Cal. Real. Prop. Journal 2015, Vol. 33, No. 2
- 2014-2015 Executive Committee of the Real Property Law Section
- California Real Property Journal Editorial Staff
- No More Kids! How Overcrowded Schools May Lead to Violations of Fair Housing Laws
- Reader Alert: New Fcc Rules Affect New and Existing Cell Site Leases
- Real Property Law Section Subsection Chairs and Standing Committee Chairs 2014-2015
- Reconsidering Wrongful Eviction After Anti-Slapp
- Table of Contents
- The "Widows & Orphans" Problem: the Improper Exclusion of Successors-in-Interest from the Loss Mitigation Process
- MCLE Self-Study Article: Co-Tenancy Breaches and Remedies: Drafting Guidance For Landlords and Tenants After Grand Prospect Partners
MCLE Self-Study Article: Co-Tenancy Breaches and Remedies: Drafting Guidance For Landlords and Tenants After Grand Prospect Partners
(Check the end of this article for information on how to access one self-study credit.)
By Courtney K. Krause and Danielle S. Gensch
©2015 All Rights Reserved.

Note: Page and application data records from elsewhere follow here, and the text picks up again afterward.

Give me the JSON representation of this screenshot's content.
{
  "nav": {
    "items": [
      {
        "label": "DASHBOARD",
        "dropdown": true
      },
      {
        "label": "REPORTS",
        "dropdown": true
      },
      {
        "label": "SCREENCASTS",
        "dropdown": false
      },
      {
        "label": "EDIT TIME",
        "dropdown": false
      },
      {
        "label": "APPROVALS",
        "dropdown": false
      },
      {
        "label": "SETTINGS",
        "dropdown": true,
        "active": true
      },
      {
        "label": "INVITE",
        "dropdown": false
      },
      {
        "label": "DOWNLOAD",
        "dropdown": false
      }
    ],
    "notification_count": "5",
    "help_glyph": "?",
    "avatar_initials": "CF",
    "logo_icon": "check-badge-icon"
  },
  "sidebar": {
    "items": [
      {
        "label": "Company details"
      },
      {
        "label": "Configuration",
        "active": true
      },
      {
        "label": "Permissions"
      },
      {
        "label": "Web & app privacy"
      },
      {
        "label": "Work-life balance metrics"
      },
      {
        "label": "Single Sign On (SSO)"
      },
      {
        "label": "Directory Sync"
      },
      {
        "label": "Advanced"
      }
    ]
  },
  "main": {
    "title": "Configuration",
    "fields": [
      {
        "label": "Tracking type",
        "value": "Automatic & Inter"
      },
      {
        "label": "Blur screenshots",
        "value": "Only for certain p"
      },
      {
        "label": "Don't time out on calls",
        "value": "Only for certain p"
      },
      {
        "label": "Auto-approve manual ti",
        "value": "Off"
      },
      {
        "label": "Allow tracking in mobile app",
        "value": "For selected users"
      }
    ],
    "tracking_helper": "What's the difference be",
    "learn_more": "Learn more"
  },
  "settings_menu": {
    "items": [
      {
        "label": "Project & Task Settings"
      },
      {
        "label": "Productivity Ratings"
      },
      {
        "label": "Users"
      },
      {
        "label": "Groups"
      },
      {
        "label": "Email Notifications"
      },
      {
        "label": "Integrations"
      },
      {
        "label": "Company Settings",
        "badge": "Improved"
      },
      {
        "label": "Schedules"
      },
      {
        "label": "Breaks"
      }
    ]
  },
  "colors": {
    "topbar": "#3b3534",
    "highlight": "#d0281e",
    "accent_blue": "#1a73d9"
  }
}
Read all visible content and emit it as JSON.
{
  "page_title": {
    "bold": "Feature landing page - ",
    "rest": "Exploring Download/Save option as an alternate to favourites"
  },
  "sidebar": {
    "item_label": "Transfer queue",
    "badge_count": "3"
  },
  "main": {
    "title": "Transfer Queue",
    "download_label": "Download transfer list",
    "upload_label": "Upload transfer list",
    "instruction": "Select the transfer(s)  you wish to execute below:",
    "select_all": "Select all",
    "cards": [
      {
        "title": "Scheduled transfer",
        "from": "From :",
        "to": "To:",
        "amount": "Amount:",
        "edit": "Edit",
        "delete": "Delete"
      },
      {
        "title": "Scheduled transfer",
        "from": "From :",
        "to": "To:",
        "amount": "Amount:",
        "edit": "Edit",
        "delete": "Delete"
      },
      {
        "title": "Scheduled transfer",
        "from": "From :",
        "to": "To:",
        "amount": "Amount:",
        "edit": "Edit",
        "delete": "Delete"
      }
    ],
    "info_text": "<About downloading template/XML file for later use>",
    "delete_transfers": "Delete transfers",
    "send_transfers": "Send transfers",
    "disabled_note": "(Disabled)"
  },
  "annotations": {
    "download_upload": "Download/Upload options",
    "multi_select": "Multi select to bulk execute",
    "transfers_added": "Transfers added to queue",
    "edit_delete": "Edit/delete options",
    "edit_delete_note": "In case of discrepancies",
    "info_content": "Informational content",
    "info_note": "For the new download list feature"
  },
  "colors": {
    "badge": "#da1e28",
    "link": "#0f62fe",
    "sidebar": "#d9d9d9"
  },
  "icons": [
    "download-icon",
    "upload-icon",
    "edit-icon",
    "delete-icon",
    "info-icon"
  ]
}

In January, the California Fifth Appellate District Court ruled on the enforceability of co-tenancy provisions in commercial leases. Grand Prospect Partners, L.P. v. Ross Dress for Less, Inc.1 was the first time such enforceability had been addressed in a published California appellate court case, with the court holding that the clause itself was enforceable, but some of the stated lease remedies were not. While the case does not establish hard and fast rules concerning co-tenancy provisions, it provides a legal framework for evaluating whether such clauses are unconscionable or create an unreasonable penalty. Both landlords and tenants can use the guidelines provided by the court, along with the unique facts of the case, to draft co-tenancy provisions and post-breach remedies that are likely to withstand judicial scrutiny.